---------- Given data ----------

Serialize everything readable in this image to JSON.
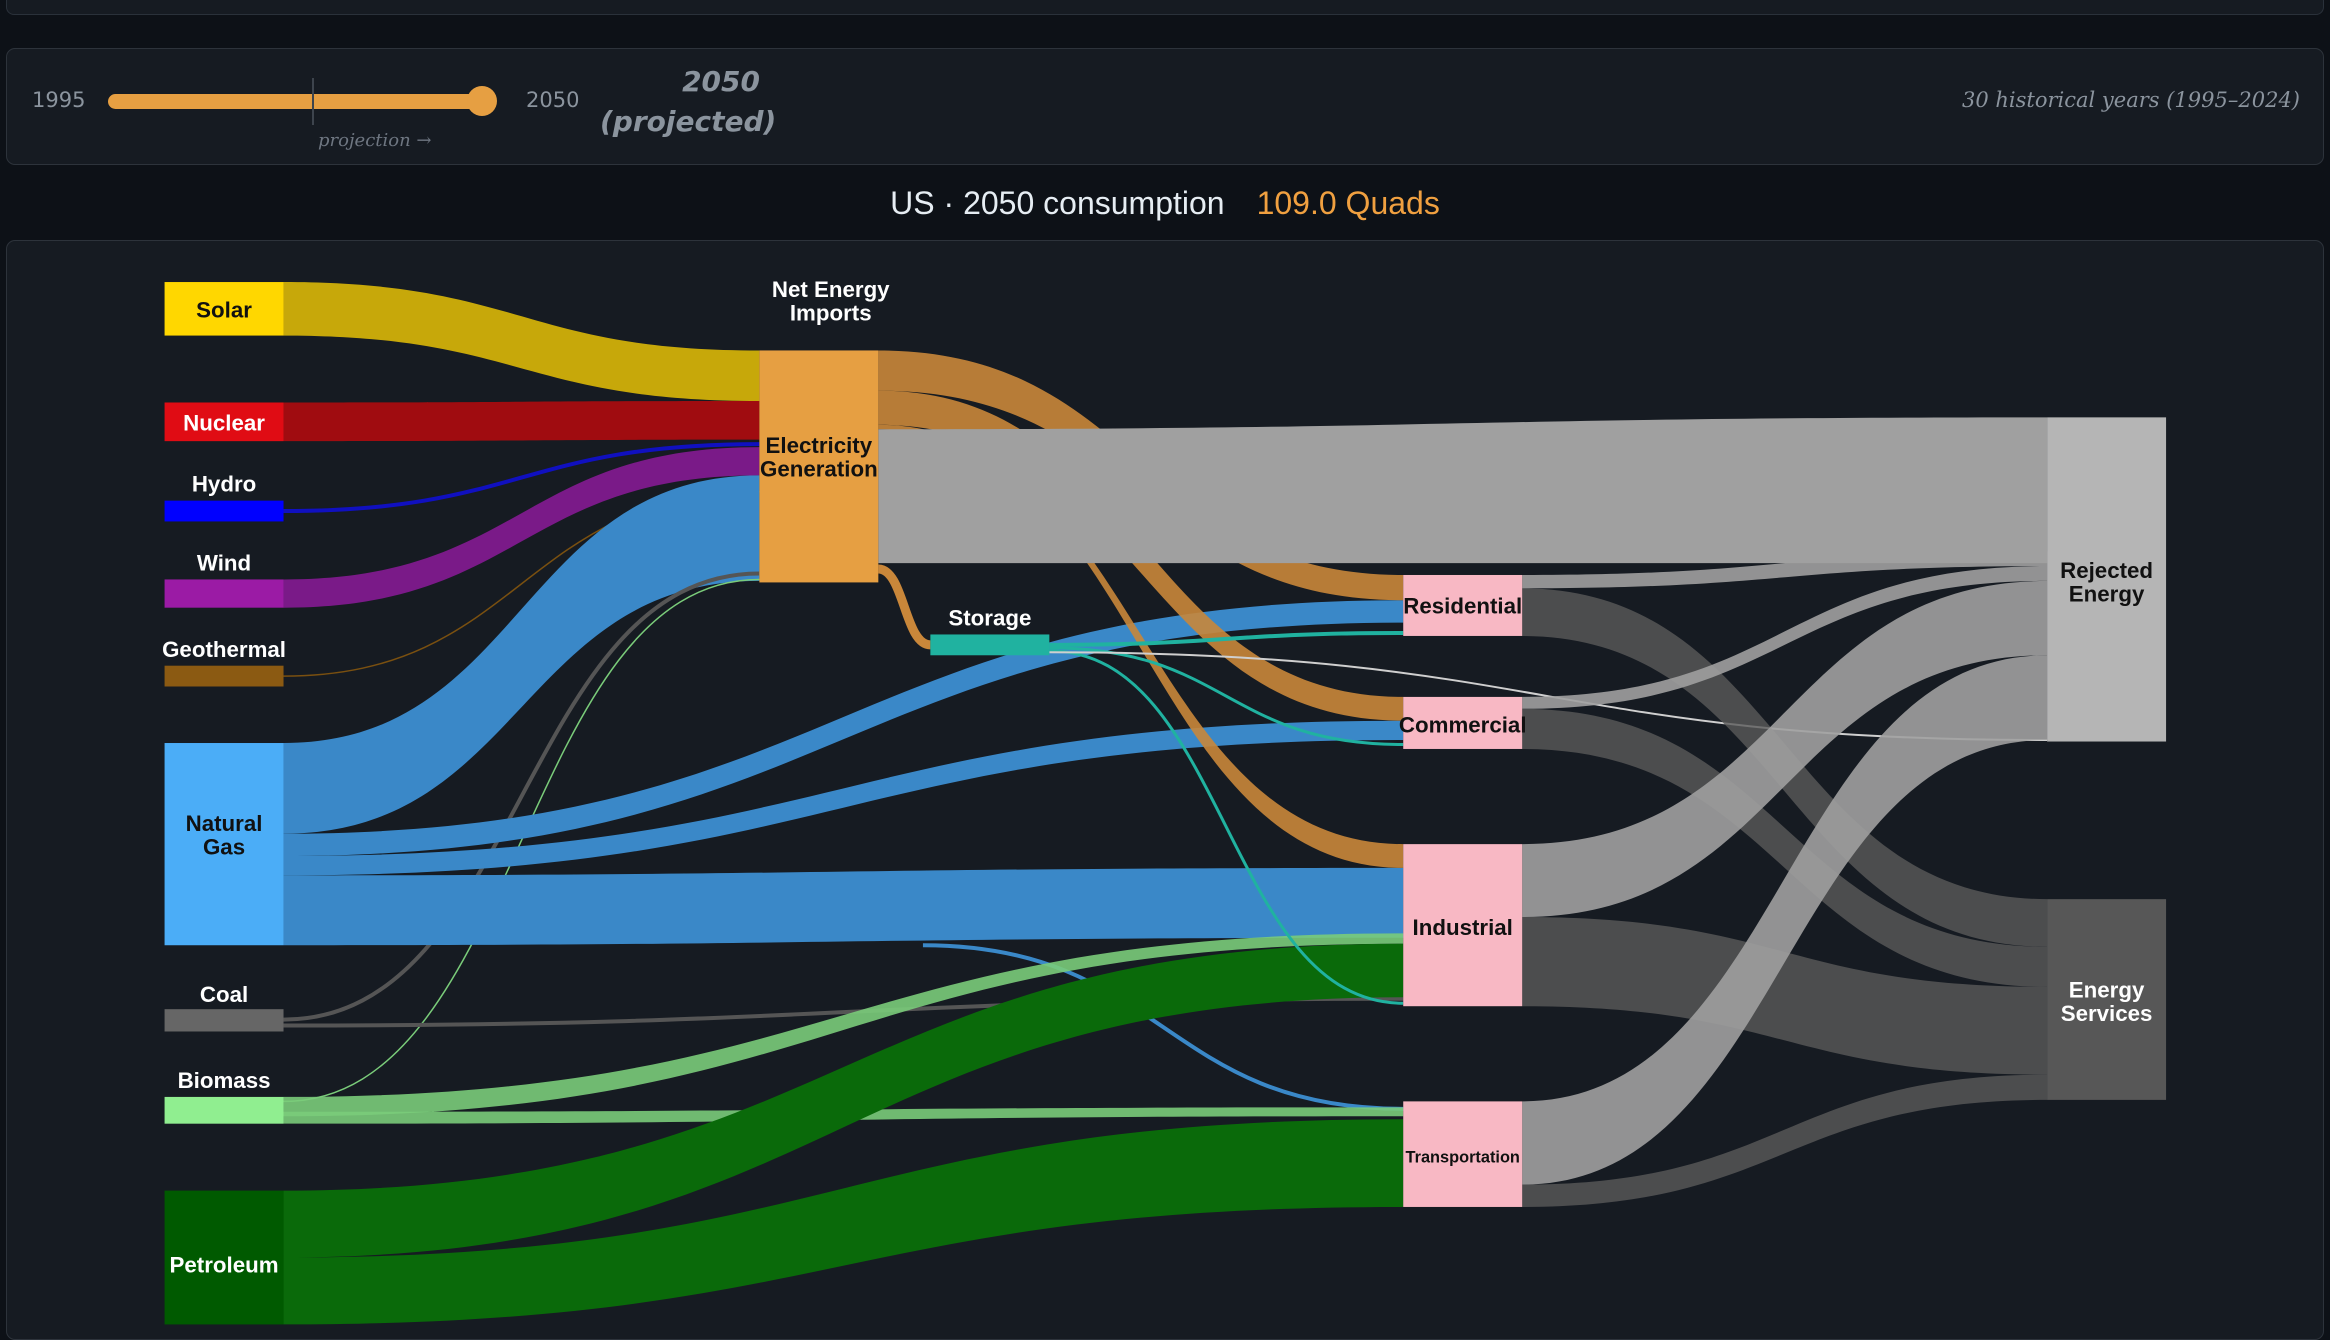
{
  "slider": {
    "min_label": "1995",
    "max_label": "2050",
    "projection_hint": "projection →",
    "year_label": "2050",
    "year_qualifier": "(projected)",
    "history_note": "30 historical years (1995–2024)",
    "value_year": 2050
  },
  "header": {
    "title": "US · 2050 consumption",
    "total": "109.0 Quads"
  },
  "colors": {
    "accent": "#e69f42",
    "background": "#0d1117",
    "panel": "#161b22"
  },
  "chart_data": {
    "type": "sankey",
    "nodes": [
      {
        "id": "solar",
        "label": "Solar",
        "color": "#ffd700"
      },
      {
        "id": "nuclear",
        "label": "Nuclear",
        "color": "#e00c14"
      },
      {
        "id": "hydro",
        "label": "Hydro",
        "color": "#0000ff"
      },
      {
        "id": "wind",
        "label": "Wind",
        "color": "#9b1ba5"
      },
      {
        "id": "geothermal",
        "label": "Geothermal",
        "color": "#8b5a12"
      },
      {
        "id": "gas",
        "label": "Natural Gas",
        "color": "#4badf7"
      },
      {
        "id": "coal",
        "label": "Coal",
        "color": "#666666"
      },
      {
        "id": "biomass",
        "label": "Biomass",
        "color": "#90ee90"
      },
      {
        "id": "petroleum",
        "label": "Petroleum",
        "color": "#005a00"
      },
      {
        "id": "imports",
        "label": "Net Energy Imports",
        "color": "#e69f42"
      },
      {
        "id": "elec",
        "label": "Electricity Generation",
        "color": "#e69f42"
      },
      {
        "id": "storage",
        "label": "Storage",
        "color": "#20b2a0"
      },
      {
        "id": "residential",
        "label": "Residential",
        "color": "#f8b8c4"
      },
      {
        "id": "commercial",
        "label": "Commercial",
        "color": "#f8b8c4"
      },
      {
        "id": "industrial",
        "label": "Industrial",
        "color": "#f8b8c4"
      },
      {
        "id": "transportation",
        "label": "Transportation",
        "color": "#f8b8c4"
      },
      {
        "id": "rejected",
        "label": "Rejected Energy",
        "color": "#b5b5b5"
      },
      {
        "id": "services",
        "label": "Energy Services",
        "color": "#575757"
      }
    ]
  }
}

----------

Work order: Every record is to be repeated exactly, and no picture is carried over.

Expected answer:
Serialize everything readable in this image to JSON.
{
  "slider": {
    "min_label": "1995",
    "max_label": "2050",
    "projection_hint": "projection →",
    "year_label": "2050",
    "year_qualifier": "(projected)",
    "history_note": "30 historical years (1995–2024)",
    "value_year": 2050
  },
  "header": {
    "title": "US · 2050 consumption",
    "total": "109.0 Quads"
  },
  "colors": {
    "accent": "#e69f42",
    "background": "#0d1117",
    "panel": "#161b22"
  },
  "chart_data": {
    "type": "sankey",
    "nodes": [
      {
        "id": "solar",
        "label": "Solar",
        "color": "#ffd700"
      },
      {
        "id": "nuclear",
        "label": "Nuclear",
        "color": "#e00c14"
      },
      {
        "id": "hydro",
        "label": "Hydro",
        "color": "#0000ff"
      },
      {
        "id": "wind",
        "label": "Wind",
        "color": "#9b1ba5"
      },
      {
        "id": "geothermal",
        "label": "Geothermal",
        "color": "#8b5a12"
      },
      {
        "id": "gas",
        "label": "Natural Gas",
        "color": "#4badf7"
      },
      {
        "id": "coal",
        "label": "Coal",
        "color": "#666666"
      },
      {
        "id": "biomass",
        "label": "Biomass",
        "color": "#90ee90"
      },
      {
        "id": "petroleum",
        "label": "Petroleum",
        "color": "#005a00"
      },
      {
        "id": "imports",
        "label": "Net Energy Imports",
        "color": "#e69f42"
      },
      {
        "id": "elec",
        "label": "Electricity Generation",
        "color": "#e69f42"
      },
      {
        "id": "storage",
        "label": "Storage",
        "color": "#20b2a0"
      },
      {
        "id": "residential",
        "label": "Residential",
        "color": "#f8b8c4"
      },
      {
        "id": "commercial",
        "label": "Commercial",
        "color": "#f8b8c4"
      },
      {
        "id": "industrial",
        "label": "Industrial",
        "color": "#f8b8c4"
      },
      {
        "id": "transportation",
        "label": "Transportation",
        "color": "#f8b8c4"
      },
      {
        "id": "rejected",
        "label": "Rejected Energy",
        "color": "#b5b5b5"
      },
      {
        "id": "services",
        "label": "Energy Services",
        "color": "#575757"
      }
    ]
  }
}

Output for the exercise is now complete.